Musicians across the world are mourning the death of Paddy Moloney, who, as founder and leader of The Chieftains, brought traditional Irish music to all corners of the globe. The Irish Traditional Music Archive announced Moloney’s death Tuesday (Oct. 12). No cause was given.
Moloney, 83, founded The Chieftains in 1962, and in the subsequent 60 years, the group was the leading purveyor of exporting Irish music, including being the first Western musicians to perform at the Great Wall of China, according to the band’s website, as well as taking part in Roger Waters’ performance of “The Wall” in Berlin in 1990, and performing at a 9/11 memorial service at Ground Zero in New York.
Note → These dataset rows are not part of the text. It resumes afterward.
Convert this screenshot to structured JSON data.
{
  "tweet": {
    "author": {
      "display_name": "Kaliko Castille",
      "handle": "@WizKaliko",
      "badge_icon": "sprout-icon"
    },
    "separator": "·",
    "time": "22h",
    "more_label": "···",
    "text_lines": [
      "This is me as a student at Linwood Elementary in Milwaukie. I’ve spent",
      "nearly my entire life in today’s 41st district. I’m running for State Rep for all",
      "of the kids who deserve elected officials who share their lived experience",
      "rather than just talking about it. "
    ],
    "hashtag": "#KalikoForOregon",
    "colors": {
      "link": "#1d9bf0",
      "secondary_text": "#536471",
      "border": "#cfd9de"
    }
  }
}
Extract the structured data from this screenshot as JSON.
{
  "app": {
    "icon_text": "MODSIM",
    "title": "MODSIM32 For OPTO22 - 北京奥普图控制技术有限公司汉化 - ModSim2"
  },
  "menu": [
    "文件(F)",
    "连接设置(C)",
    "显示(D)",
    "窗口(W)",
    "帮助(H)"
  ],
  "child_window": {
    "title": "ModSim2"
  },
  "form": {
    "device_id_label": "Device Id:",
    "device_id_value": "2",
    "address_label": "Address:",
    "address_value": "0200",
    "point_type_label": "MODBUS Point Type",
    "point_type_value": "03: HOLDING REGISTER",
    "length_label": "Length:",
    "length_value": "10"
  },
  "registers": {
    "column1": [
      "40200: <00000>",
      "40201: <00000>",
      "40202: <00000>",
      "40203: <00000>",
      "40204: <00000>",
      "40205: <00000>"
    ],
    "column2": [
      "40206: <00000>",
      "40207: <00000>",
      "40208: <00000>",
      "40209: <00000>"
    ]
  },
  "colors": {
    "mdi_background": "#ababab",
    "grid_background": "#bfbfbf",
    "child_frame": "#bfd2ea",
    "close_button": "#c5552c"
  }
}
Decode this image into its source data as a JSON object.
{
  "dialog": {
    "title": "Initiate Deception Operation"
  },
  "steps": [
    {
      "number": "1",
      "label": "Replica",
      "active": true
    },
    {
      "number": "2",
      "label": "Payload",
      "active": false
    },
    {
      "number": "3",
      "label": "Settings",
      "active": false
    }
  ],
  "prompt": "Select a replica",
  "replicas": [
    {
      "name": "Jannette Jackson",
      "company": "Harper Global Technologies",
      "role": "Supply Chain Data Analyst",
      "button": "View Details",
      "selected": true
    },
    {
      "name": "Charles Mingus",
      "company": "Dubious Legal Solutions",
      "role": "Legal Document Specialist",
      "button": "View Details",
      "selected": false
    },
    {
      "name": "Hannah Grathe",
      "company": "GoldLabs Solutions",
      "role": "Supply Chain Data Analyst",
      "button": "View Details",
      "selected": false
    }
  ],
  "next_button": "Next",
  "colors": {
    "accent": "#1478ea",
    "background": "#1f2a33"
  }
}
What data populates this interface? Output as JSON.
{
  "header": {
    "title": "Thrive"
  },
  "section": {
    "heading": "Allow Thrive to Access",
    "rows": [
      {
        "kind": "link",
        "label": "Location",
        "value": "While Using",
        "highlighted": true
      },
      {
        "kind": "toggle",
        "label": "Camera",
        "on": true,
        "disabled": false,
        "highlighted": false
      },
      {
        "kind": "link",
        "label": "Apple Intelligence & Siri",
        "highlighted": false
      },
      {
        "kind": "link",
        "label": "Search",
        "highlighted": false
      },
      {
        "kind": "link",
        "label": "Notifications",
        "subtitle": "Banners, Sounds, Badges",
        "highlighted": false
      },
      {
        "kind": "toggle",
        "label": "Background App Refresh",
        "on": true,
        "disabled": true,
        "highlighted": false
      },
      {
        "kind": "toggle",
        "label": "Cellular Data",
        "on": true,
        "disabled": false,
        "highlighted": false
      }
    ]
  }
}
“It is with great sadness to hear of the passing of my very good friend and colleague, Paddy Maloney,” renowned flautist James Galway posted on Twitter, alongside a photo of the two artists laughing together. “A man with a vision and passion on bringing traditional Irish music to the masses for which we are forever indebted to. Such wonderful memories for which I shall always cherish.”
Irish musician Imelda May tweeted, “So sad to hear of the passing of our dearest Paddy Moloney. He was ours wasn’t he. He made us all so proud of our heritage and brought such joyous energy. I’m honoured to have known and worked with not just a legend but a thoroughly lovely man.”
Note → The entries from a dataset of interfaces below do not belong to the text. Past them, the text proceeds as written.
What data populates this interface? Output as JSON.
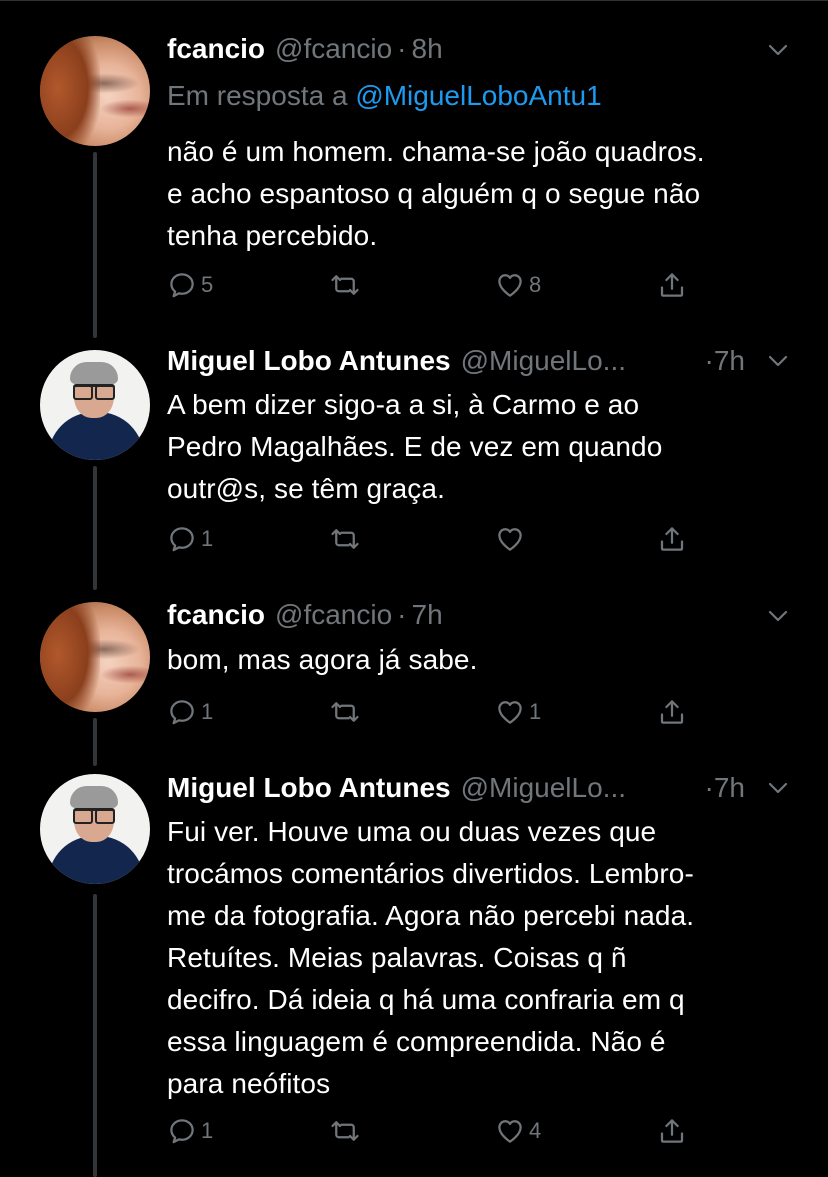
{
  "tweets": [
    {
      "name": "fcancio",
      "handle": "@fcancio",
      "time": "8h",
      "reply_prefix": "Em resposta a",
      "reply_handle": "@MiguelLoboAntu1",
      "text_lines": [
        "não é um homem. chama-se joão quadros.",
        "e acho espantoso q alguém q o segue não",
        "tenha percebido."
      ],
      "replies": "5",
      "retweets": "",
      "likes": "8"
    },
    {
      "name": "Miguel Lobo Antunes",
      "handle": "@MiguelLo...",
      "time": "7h",
      "text_lines": [
        "A bem dizer sigo-a a si, à Carmo e ao",
        "Pedro Magalhães. E de vez em quando",
        "outr@s, se têm graça."
      ],
      "replies": "1",
      "retweets": "",
      "likes": ""
    },
    {
      "name": "fcancio",
      "handle": "@fcancio",
      "time": "7h",
      "text_lines": [
        "bom, mas agora já sabe."
      ],
      "replies": "1",
      "retweets": "",
      "likes": "1"
    },
    {
      "name": "Miguel Lobo Antunes",
      "handle": "@MiguelLo...",
      "time": "7h",
      "text_lines": [
        "Fui ver. Houve uma ou duas vezes que",
        "trocámos comentários divertidos. Lembro-",
        "me da fotografia. Agora não percebi nada.",
        "Retuítes. Meias palavras. Coisas q ñ",
        "decifro. Dá ideia q há uma confraria em q",
        "essa linguagem é compreendida. Não é",
        "para neófitos"
      ],
      "replies": "1",
      "retweets": "",
      "likes": "4"
    }
  ],
  "dot_separator": "·",
  "colors": {
    "background": "#000000",
    "muted": "#71767b",
    "link": "#1d9bf0",
    "thread_line": "#333639"
  },
  "icons": [
    "reply-icon",
    "retweet-icon",
    "like-icon",
    "share-icon",
    "caret-down-icon"
  ]
}
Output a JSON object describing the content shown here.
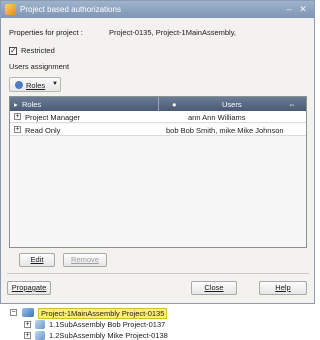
{
  "window": {
    "title": "Project based authorizations"
  },
  "properties": {
    "label": "Properties for project :",
    "value": "Project-0135, Project-1MainAssembly,"
  },
  "restricted": {
    "label": "Restricted",
    "checked": true
  },
  "users_assignment_label": "Users assignment",
  "roles_button": {
    "label": "Roles"
  },
  "grid": {
    "headers": {
      "roles": "Roles",
      "users": "Users"
    },
    "rows": [
      {
        "role": "Project Manager",
        "users": "ann Ann Williams"
      },
      {
        "role": "Read Only",
        "users": "bob Bob Smith,  mike Mike Johnson"
      }
    ]
  },
  "buttons": {
    "edit": "Edit",
    "remove": "Remove",
    "propagate": "Propagate",
    "close": "Close",
    "help": "Help"
  },
  "tree": {
    "items": [
      {
        "label": "Project-1MainAssembly Project-0135",
        "selected": true
      },
      {
        "label": "1.1SubAssembly Bob Project-0137",
        "selected": false
      },
      {
        "label": "1.2SubAssembly Mike Project-0138",
        "selected": false
      }
    ]
  },
  "colors": {
    "titlebar": "#8aa0bf",
    "grid_header": "#56667f",
    "tree_highlight": "#ffee7a"
  }
}
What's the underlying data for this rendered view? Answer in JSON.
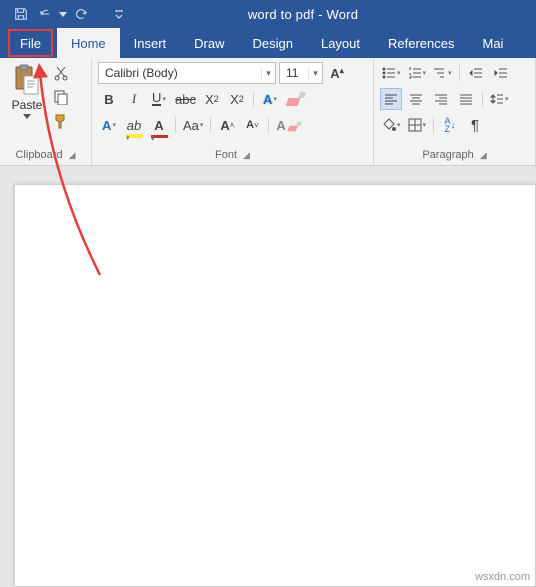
{
  "titlebar": {
    "document_title": "word to pdf  -  Word"
  },
  "tabs": {
    "file": "File",
    "home": "Home",
    "insert": "Insert",
    "draw": "Draw",
    "design": "Design",
    "layout": "Layout",
    "references": "References",
    "mailings": "Mai"
  },
  "clipboard": {
    "paste_label": "Paste",
    "group_label": "Clipboard"
  },
  "font": {
    "group_label": "Font",
    "font_name": "Calibri (Body)",
    "font_size": "11",
    "bold": "B",
    "italic": "I",
    "underline": "U",
    "strike": "abc",
    "sub_base": "X",
    "sub_s": "2",
    "sup_base": "X",
    "sup_s": "2",
    "letter_A": "A",
    "change_case": "Aa",
    "clear_a": "A",
    "hl_mark": "ab"
  },
  "paragraph": {
    "group_label": "Paragraph",
    "sort_a": "A",
    "sort_z": "Z",
    "pilcrow": "¶"
  },
  "watermark": "wsxdn.com"
}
Moloney is considered such a national treasure that even Michael Higgins, president of Ireland, released a statement, lauding Moloney for his musicianship, but also for the role he has played in spreading Irish music around the universe.
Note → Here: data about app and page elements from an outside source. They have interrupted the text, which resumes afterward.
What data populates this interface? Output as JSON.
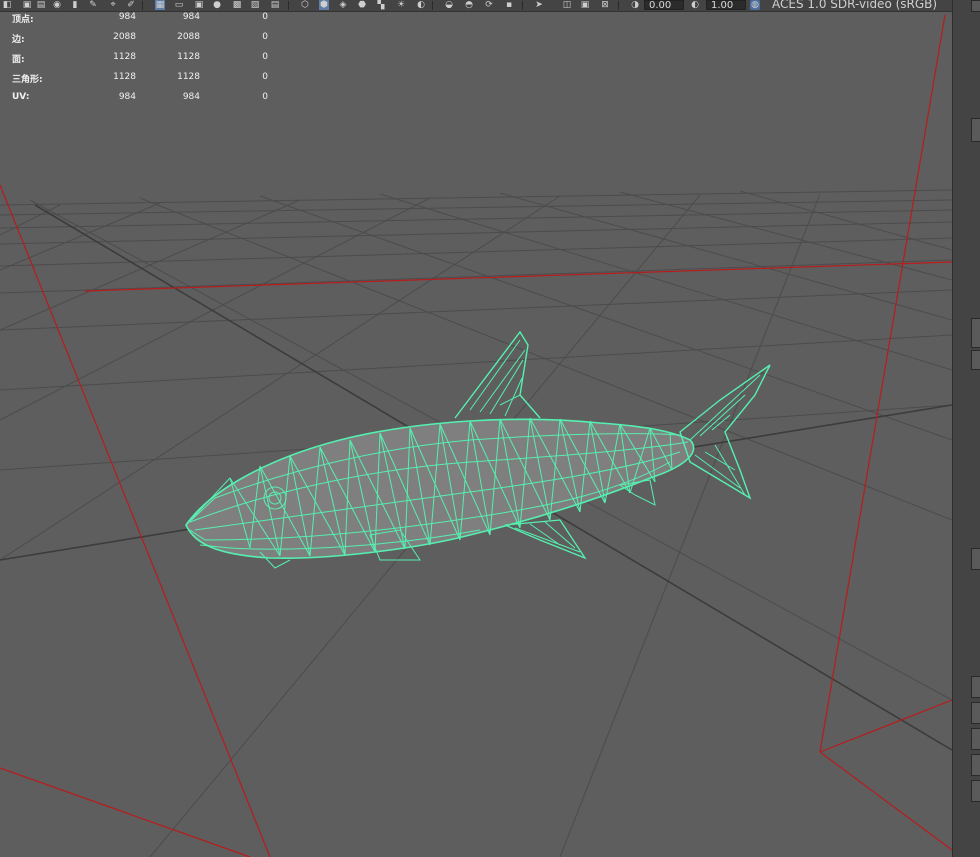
{
  "toolbar": {
    "exposure_value": "0.00",
    "gamma_value": "1.00",
    "color_space": "ACES 1.0 SDR-video (sRGB)",
    "icons": [
      "camera-icon",
      "lock-icon",
      "bookmark-icon",
      "snapshot-icon",
      "grid-icon",
      "film-gate-icon",
      "resolution-gate-icon",
      "safe-action-icon",
      "field-chart-icon",
      "wireframe-icon",
      "smooth-shade-icon",
      "textured-icon",
      "lights-icon",
      "shadows-icon",
      "ambient-occlusion-icon",
      "isolate-select-icon",
      "xray-icon",
      "exposure-icon",
      "gamma-icon",
      "color-management-icon"
    ]
  },
  "hud": {
    "rows": [
      {
        "label": "顶点:",
        "v1": "984",
        "v2": "984",
        "v3": "0"
      },
      {
        "label": "边:",
        "v1": "2088",
        "v2": "2088",
        "v3": "0"
      },
      {
        "label": "面:",
        "v1": "1128",
        "v2": "1128",
        "v3": "0"
      },
      {
        "label": "三角形:",
        "v1": "1128",
        "v2": "1128",
        "v3": "0"
      },
      {
        "label": "UV:",
        "v1": "984",
        "v2": "984",
        "v3": "0"
      }
    ]
  },
  "viewport": {
    "background": "#5e5e5e",
    "grid_color": "#4a4a4a",
    "axis_color": "#3a3a3a",
    "frustum_color": "#c02020",
    "wire_color": "#55f0b0",
    "body_shade": "#8a8a8a",
    "object": "shark-wireframe"
  }
}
“Paddy, with his extraordinary skills as an instrumentalist, notably the uileann pipes and bodhrán, was at the forefront of the renaissance of interest in Irish music, bringing a greater appreciation of Irish music and culture internationally,” Higgins wrote in a statement posted to his official website. “Not only as a consummate musician himself, but as a founder member of Claddagh Records together with Garech de Brún, he brought a love of Irish music not just to the diaspora, but to all those across the world who heard his music and appreciated it for its own sake as it transcended all musical boundaries.”
Ireland’s minister of tourism, Catherine Martin, also weighed in. “With the passing of Paddy Moloney, we have lost a giant of the national cultural landscape. Through the Chieftains, he brought the joy of Irish music to a global audience. His music was a source of celebration and pride for all of us. Suaimhneas síoraí dá anam.”
Though rooted in traditional Irish music, Moloney and the Chieftains were never confined by it. Following his death, footage of Moloney and the band performing with Mongolian thread singers, bluesman Johnny “Guitar” Watson and Frank Zappa emerged online, as well as photos of Moloney’s tin whistle, which NASA astronaut Cady Coleman played on the International Space Station in 2010.
Under Moloney’s guidance, the group charted on a multitude of Billboard charts, including Classical Albums, and even topping the Top Latin Albums chart for several weeks in 2010 with San Patricio, a tribute to the San Patricios, the ill-fated battalion of mostly Irish soldiers who abandoned the U.S. Army during the Mexican-American War of 1846-48 and crossed the border to fight alongside the Mexicans.
“It’s the first time I did an album almost entirely in another language,” Moloney told Billboard in 2010. “For me, language is one thing, but I go for the music. We’ve mixed Irish music with Chinese music [in the past]. I think this is a much more complete album where the Spanish has taken over. I’m a melody person and I love the structure, and I thought there was no problem whatsoever to blend it and make a fusion of our music with the Mexican music.”
Born in Donnycarney, north of Dublin, in 1938, Moloney picked up the tin whistle when he was 6 after his mother gave him the instrument. His talents were largely self-taught. He told the Irish Traditional Music Archive, “I more or less taught myself to read music. I didn’t go to Trinity and I didn’t go to UCD. [It] was all be ear. You know it was all by ear, mostly. That’s how I sort of learned most of the music, and I did my own interpretations of the tunes.”
The ITMA extolled Moloney’s musicianship on its website: “He had an extraordinary dexterity in his fingers which was evident in the execution of intricate ornamentation on both the tin whistle and the chanter of his pipes. Most traditional musicians focus predominantly on the melody. However, Paddy was exceptional in his ability and talent for improvising harmonies. The uilleann pipes were, and to a large extent, are considered a solo instrument. However, Paddy’s creative energy explored its potential as part of ensemble arrangements.”
Among the Grammy-winning group’s most popular albums in the U.S. was 2002’s Down the Old Plank Road: The Nashville Sessions, which reached No. 21 on Billboard’s Top Country Albums chart and featured the Irish group with such country artists as Ricky Skaggs, Vince Gill, Martina McBride and Alison Krauss. The 2003 follow-up, Further Down the Old Plank Road, reached No. 28 on the chart and included collaborations with Rosanne Cash, Chet Atkins, Patty Loveless, The Nitty Gritty Dirt Band and others.
The Chieftains’ last studio recording was 2012’s Voice of Ages, which came out on Concord in the U.S. Commemorating the group’s 50th anniversary, the album found them collaborating with a number of contemporary artists, including Bon Iver and The Decemberists.
The Chieftains’ last show, according to NPR, was an early St. Patrick’s Day celebration in Philadelphia in 2020 before the pandemic led to them canceling the rest of their tour.